Lili Cai




I was born in a small coastal county called Xiapu in the province of Fujian, China, in 1990. I have two siblings, an older brother and an elder sister, and we are the generation of left-behind children, staying mostly with our grandparents near the local tea garden. The memory of my hometown lingers with various seafoods that were either freshly served or pickled, as well as the aroma of tea that permeated the atmosphere spring to fall. The elementary school I attended was less than five minutes away from our house so I was lucky that I could sleep late in the morning to catch the first class. This luxury ended when I started going to a junior boarding middle school, because there we had to get up early for the mandatory morning exercises. In hindsight, this dormitory life actually helped me to be more independent and self-disciplined.

Educational Background

When it was time to go to college, I had no idea what my career goal would be. My older brother was majoring in Finance far away from our hometown in Chongqing and settled in Fuzhou (the capital of Fujian province, China) when he graduated. My elder sister went to a medical school in Fuzhou too. As the youngest child in our family, they preferred me to choose a college nearby rather than one out of Fujian province. At that time, I just wanted to do something different (different in major and college) from my siblings and I did so. I chose to go to Fujian Agriculture and Forestry University and was assigned to a major I had never heard of before, which was known as Wood Science and Engineering. This major was also new to our family and everybody thought I was going to be a carpenter.

As I got to know the major deeper, I found this is an amazing field where I could learn both wood science engineering, as wellas furniture and interior design through the program. I spent around two years learning graphing and 3D modeling. In my senior year, I was recommended to continue into the Master’s program at the Fujian Agriculture and Forestry University with an entrance exam exemption and was lucky to be a member of Dr. Yongqun Xie’s research group. During my master’s study, I was involved in a very interesting project that involved baking “wood cakes” in the lab using waste paper pulp in order to improve its fire-resistance. That was a lot of fun!

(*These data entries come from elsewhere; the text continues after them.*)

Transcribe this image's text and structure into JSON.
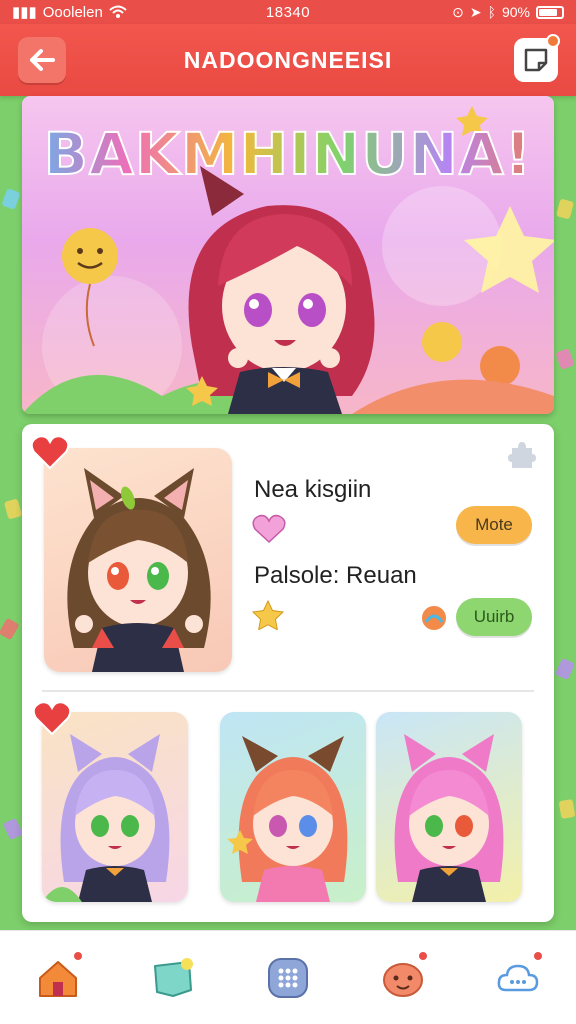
{
  "status_bar": {
    "carrier": "Ooolelen",
    "time": "18340",
    "battery": "90%"
  },
  "header": {
    "title": "NADOONGNEEISI"
  },
  "banner": {
    "title": "BAKMHINUNA!"
  },
  "profile": {
    "name": "Nea kisgiin",
    "subtitle": "Palsole: Reuan",
    "more_label": "Mote",
    "unlock_label": "Uuirb"
  },
  "nav": {
    "items": [
      "home-icon",
      "sticker-pack-icon",
      "keypad-icon",
      "pet-face-icon",
      "chat-cloud-icon"
    ]
  },
  "colors": {
    "accent": "#e94f48",
    "background": "#7ccf6a",
    "more_button": "#f7b54a",
    "unlock_button": "#8ed66f"
  }
}
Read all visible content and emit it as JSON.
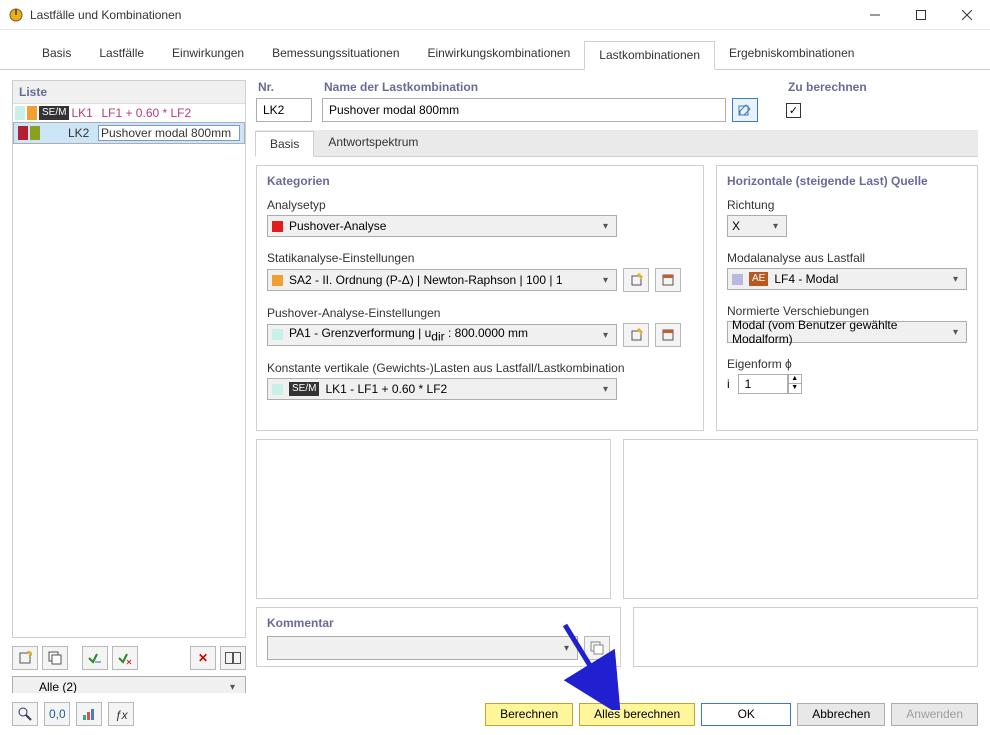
{
  "window": {
    "title": "Lastfälle und Kombinationen"
  },
  "tabs": {
    "items": [
      "Basis",
      "Lastfälle",
      "Einwirkungen",
      "Bemessungssituationen",
      "Einwirkungskombinationen",
      "Lastkombinationen",
      "Ergebniskombinationen"
    ],
    "active_index": 5
  },
  "list": {
    "header": "Liste",
    "rows": [
      {
        "tag": "SE/M",
        "lk": "LK1",
        "text": "LF1 + 0.60 * LF2",
        "swatches": [
          "#c8f0e8",
          "#f0a030"
        ],
        "selected": false,
        "textcolor": "#b83a7a"
      },
      {
        "tag": "",
        "lk": "LK2",
        "text": "Pushover modal 800mm",
        "swatches": [
          "#b02030",
          "#8aa020"
        ],
        "selected": true,
        "textcolor": "#333"
      }
    ],
    "filter": "Alle (2)"
  },
  "header_fields": {
    "nr_label": "Nr.",
    "nr_value": "LK2",
    "name_label": "Name der Lastkombination",
    "name_value": "Pushover modal 800mm",
    "calc_label": "Zu berechnen",
    "calc_checked": true
  },
  "subtabs": {
    "items": [
      "Basis",
      "Antwortspektrum"
    ],
    "active_index": 0
  },
  "leftgroup": {
    "title": "Kategorien",
    "analysetyp_label": "Analysetyp",
    "analysetyp_value": "Pushover-Analyse",
    "statik_label": "Statikanalyse-Einstellungen",
    "statik_value": "SA2 - II. Ordnung (P-Δ) | Newton-Raphson | 100 | 1",
    "push_label": "Pushover-Analyse-Einstellungen",
    "push_value": "PA1 - Grenzverformung | u",
    "push_sub": "dir",
    "push_tail": " : 800.0000 mm",
    "konst_label": "Konstante vertikale (Gewichts-)Lasten aus Lastfall/Lastkombination",
    "konst_tag": "SE/M",
    "konst_value": "LK1 - LF1 + 0.60 * LF2"
  },
  "rightgroup": {
    "title": "Horizontale (steigende Last) Quelle",
    "richtung_label": "Richtung",
    "richtung_value": "X",
    "modal_label": "Modalanalyse aus Lastfall",
    "modal_tag": "AE",
    "modal_value": "LF4 - Modal",
    "norm_label": "Normierte Verschiebungen",
    "norm_value": "Modal (vom Benutzer gewählte Modalform)",
    "eigen_label": "Eigenform ϕ",
    "eigen_i": "i",
    "eigen_value": "1"
  },
  "kommentar_label": "Kommentar",
  "buttons": {
    "berechnen": "Berechnen",
    "alles": "Alles berechnen",
    "ok": "OK",
    "abbrechen": "Abbrechen",
    "anwenden": "Anwenden"
  }
}
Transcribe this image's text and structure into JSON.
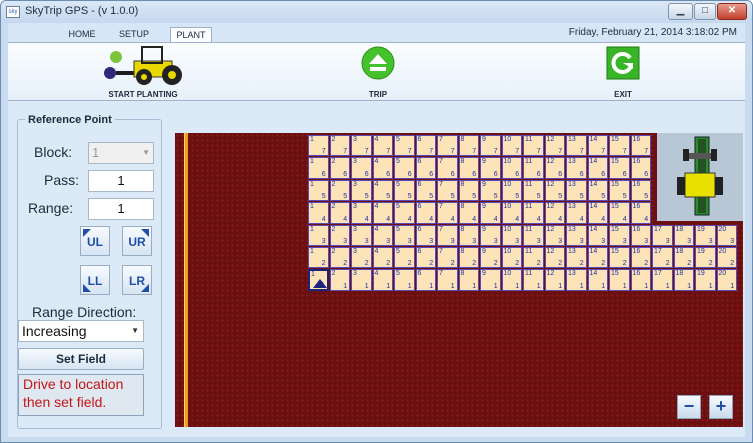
{
  "window": {
    "title": "SkyTrip GPS - (v 1.0.0)",
    "icon_text": "sky"
  },
  "tabs": [
    {
      "label": "HOME"
    },
    {
      "label": "SETUP"
    },
    {
      "label": "PLANT",
      "active": true
    }
  ],
  "datetime": "Friday, February 21, 2014 3:18:02 PM",
  "ribbon": {
    "start_planting": "START PLANTING",
    "trip": "TRIP",
    "exit": "EXIT"
  },
  "reference_point": {
    "title": "Reference Point",
    "block_label": "Block:",
    "block_value": "1",
    "pass_label": "Pass:",
    "pass_value": "1",
    "range_label": "Range:",
    "range_value": "1",
    "corner_buttons": [
      "UL",
      "UR",
      "LL",
      "LR"
    ],
    "range_direction_label": "Range Direction:",
    "range_direction_value": "Increasing",
    "set_field_label": "Set Field",
    "message": "Drive to location then set field."
  },
  "map": {
    "zoom_out": "−",
    "zoom_in": "+"
  },
  "colors": {
    "field_bg": "#6a1010",
    "plot_cell": "#fde3b8",
    "boundary": "#f59c16",
    "accent_blue": "#1f4fa6",
    "message_red": "#c41414"
  }
}
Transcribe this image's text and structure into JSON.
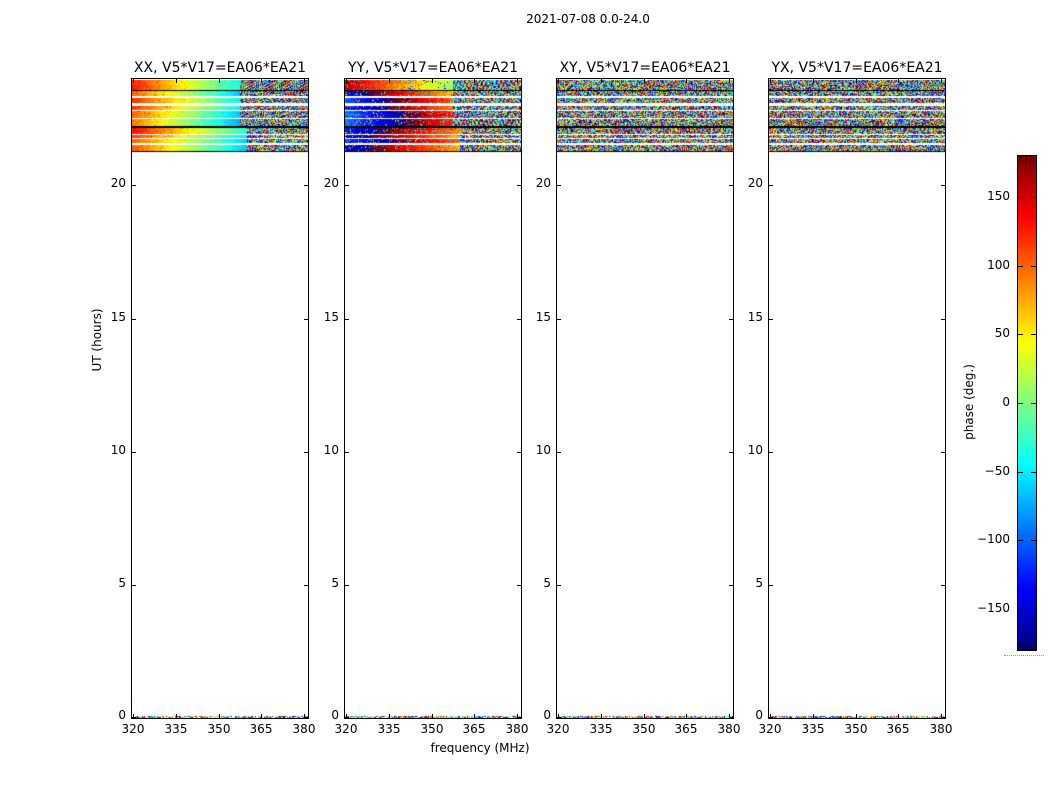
{
  "chart_data": {
    "type": "heatmap",
    "title": "2021-07-08 0.0-24.0",
    "xlabel": "frequency (MHz)",
    "ylabel": "UT (hours)",
    "xlim": [
      319.5,
      381.5
    ],
    "ylim": [
      0,
      24
    ],
    "xticks": [
      320,
      335,
      350,
      365,
      380
    ],
    "yticks": [
      0,
      5,
      10,
      15,
      20
    ],
    "colorbar": {
      "label": "phase (deg.)",
      "cmap": "jet",
      "vmin": -180,
      "vmax": 180,
      "ticks": [
        150,
        100,
        50,
        0,
        -50,
        -100,
        -150
      ]
    },
    "panels": [
      {
        "id": "XX",
        "title": "XX, V5*V17=EA06*EA21",
        "pattern": "smooth-gradient-then-noise",
        "phase_left_deg": 112,
        "phase_right_deg": -56,
        "description": "orange to yellow to green to cyan gradient across frequency, noisy blue interference pattern above ~358 MHz"
      },
      {
        "id": "YY",
        "title": "YY, V5*V17=EA06*EA21",
        "pattern": "wrapped-gradient-then-noise",
        "phase_left_deg": -115,
        "phase_right_deg": -265,
        "description": "dark blue at low frequency wrapping through dark red/red/orange, noisy pattern above ~358 MHz"
      },
      {
        "id": "XY",
        "title": "XY, V5*V17=EA06*EA21",
        "pattern": "noise",
        "description": "random multicolor phase noise across the whole band"
      },
      {
        "id": "YX",
        "title": "YX, V5*V17=EA06*EA21",
        "pattern": "noise",
        "description": "random multicolor phase noise across the whole band"
      }
    ],
    "scans": {
      "noise_start_frac_upper": 0.61,
      "noise_start_frac_lower": 0.65,
      "ut_rows": [
        {
          "ut0": 23.96,
          "ut1": 23.59,
          "kind": "scan"
        },
        {
          "ut0": 23.59,
          "ut1": 23.55,
          "kind": "divider"
        },
        {
          "ut0": 23.55,
          "ut1": 23.36,
          "kind": "scan"
        },
        {
          "ut0": 23.29,
          "ut1": 23.1,
          "kind": "scan"
        },
        {
          "ut0": 22.99,
          "ut1": 22.84,
          "kind": "scan"
        },
        {
          "ut0": 22.8,
          "ut1": 22.54,
          "kind": "scan"
        },
        {
          "ut0": 22.5,
          "ut1": 22.23,
          "kind": "scan"
        },
        {
          "ut0": 22.23,
          "ut1": 22.16,
          "kind": "divider"
        },
        {
          "ut0": 22.16,
          "ut1": 21.93,
          "kind": "scan"
        },
        {
          "ut0": 21.9,
          "ut1": 21.78,
          "kind": "scan"
        },
        {
          "ut0": 21.75,
          "ut1": 21.6,
          "kind": "scan"
        },
        {
          "ut0": 21.52,
          "ut1": 21.3,
          "kind": "scan"
        },
        {
          "ut0": 21.3,
          "ut1": 21.26,
          "kind": "divider"
        },
        {
          "ut0": 0.08,
          "ut1": 0.0,
          "kind": "scan0"
        }
      ]
    }
  }
}
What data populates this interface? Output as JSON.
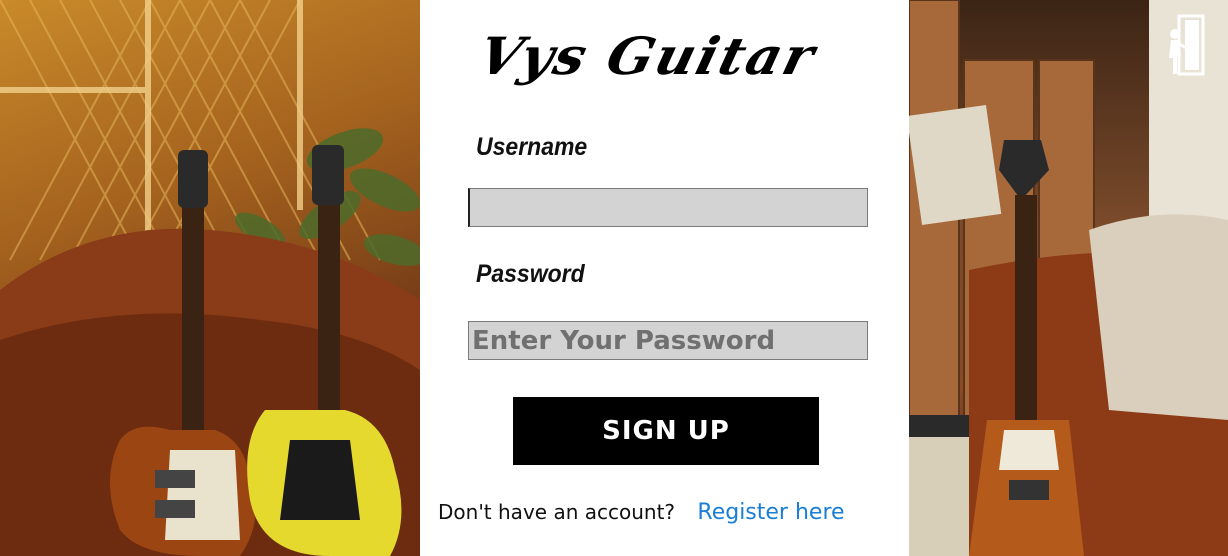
{
  "brand": {
    "title": "Vys Guitar"
  },
  "login_form": {
    "username_label": "Username",
    "username_value": "",
    "username_placeholder": "",
    "password_label": "Password",
    "password_placeholder": "Enter Your Password",
    "submit_label": "SIGN UP"
  },
  "footer": {
    "prompt_text": "Don't have an account?",
    "register_link": "Register here"
  },
  "icons": {
    "exit": "exit-door-icon"
  },
  "colors": {
    "button_bg": "#000000",
    "button_text": "#ffffff",
    "input_bg": "#d3d3d3",
    "link": "#1a7ed4"
  }
}
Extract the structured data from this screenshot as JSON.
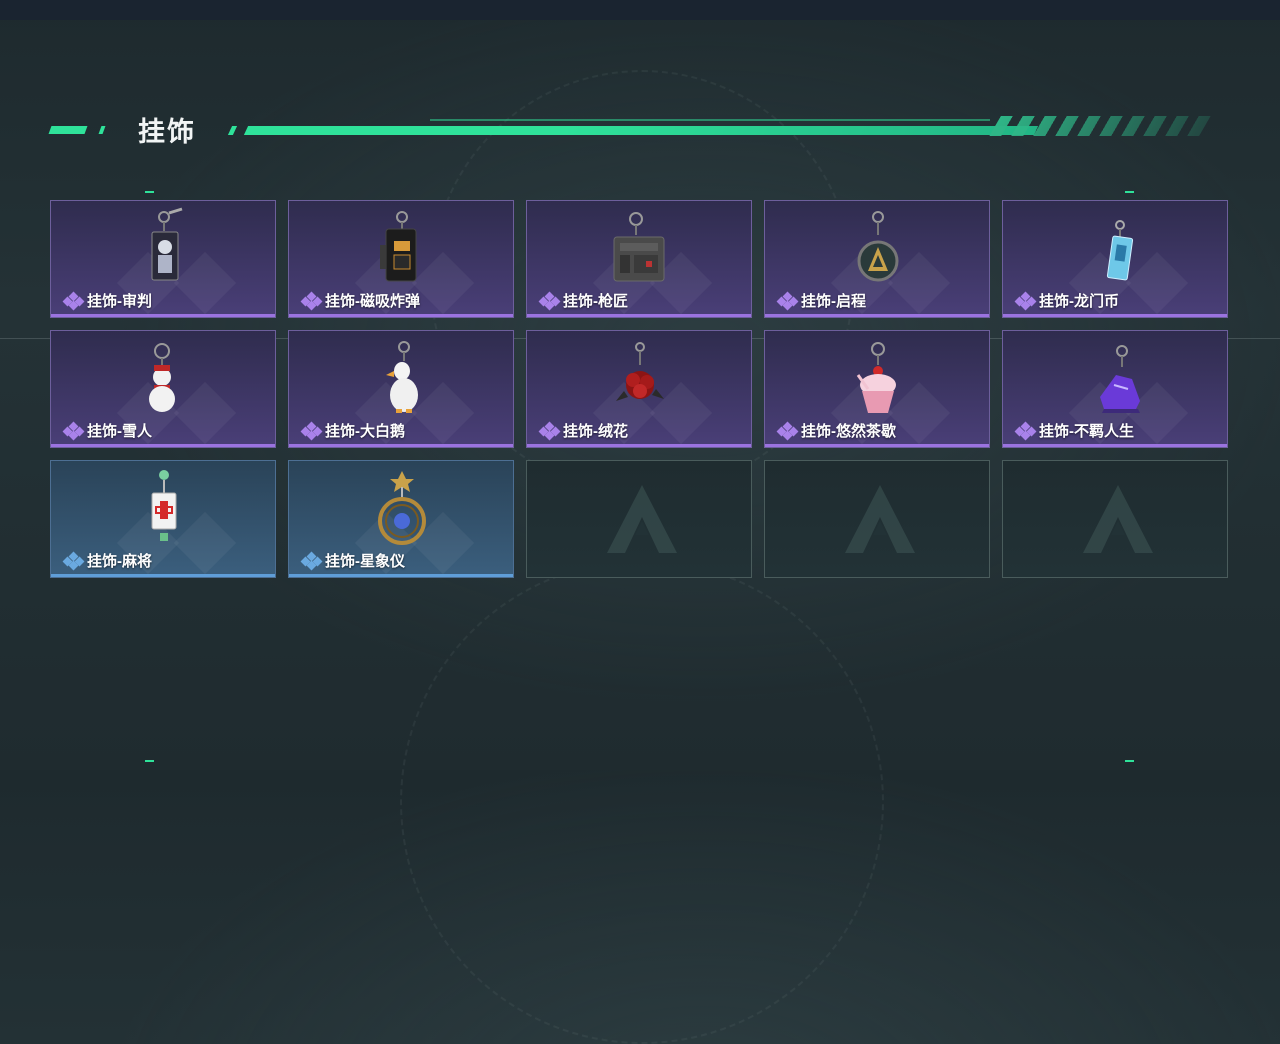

After I finished my master's program, I got a great opportunity to work on a project related to the protection of an ancient ship in Dr. Yongyun Xie’s lab. The ship was built in the 13th century and was not discovered until 1973. It was further assembled with more than 20,000 nails before being displayed in a museum. A couple of years later, the nails in the ship rusted and the ship started discoloring. I was doing some Chemical Composition Analysis on this decayed wood. It was a great experience and I deeply realized that the protection of wood can help more people know our history. So I decided to continue my Ph.D. in the area of wood preservation and was really fortunate to work in Dr. Dragica Jeremic’s lab at Mississippi State University starting June 2016. During my Ph.D. I was mainly working on developing biobased preservatives for wood composites protection. In her lab, I met some of the most talented friends from all over the world and got the opportunity to try new food and know different cultures. I still remember the day when Dr. Jeremic told us during our weekly group meeting that she had decided to go back to Canada, and I was the one crying the hardest. After that time, I was honored to continue my Ph.D. under the supervision of Dr. Hyungsuk “Thomas” Lim, while also having Dr. Yunsang Kim as my Co-Supervisor. While this brought a lot of changes, and challenges, within my three-year Ph.D. program, I was also so lucky to have had so many great mentors along the way!

After finishing my Ph.D. at MSU, I was offered a tenure-track position at the University of Idaho where I could start my own lab in Biomaterials Deterioration and Protection. I have been so fortunate to have so many great mentors and colleagues along my career path and the opportunity to work with the next generation of wood protection professionals and leaders!


The way how I got to know IRG was when one of our group mates, Dr. Olanrewaju Raji, presented his research on the 2017’s IRG meeting in South Africa. What was more exciting was that he received two prestigious awards, Ron Cockcroft Award and Gareth Williams Award. I have found that the IRG proceedings are one of the best ways to know the frontier of the wood protection field and started my membership with IRG in 2020. Although the Covid-19 pandemic has prevented my attending any IRG meetings since in person, I enjoy sharing my research and learning at different conferences and I am looking to meeting with our IRG family members and getting to know the names I have been reading a lot on the papers in the near future!

Real Life

I met my husband Huilin in 2008 in college and we married in 2015. Our son, Henry, was born in early 2018. My husband was very brave to move to the US with me when I was doing my Ph.D. at Mississippi State and I am so grateful for my husband’s tremendous love and support all the way here. In my spare time, I try to spend as much time as possible with my family over the weekend. We like to bring Henry outdoors and enjoy the sunshine where we live in the Palouse, WA area, just north of Moscow, Idaho.



This bio was written for the August 2021 IRG newsletter.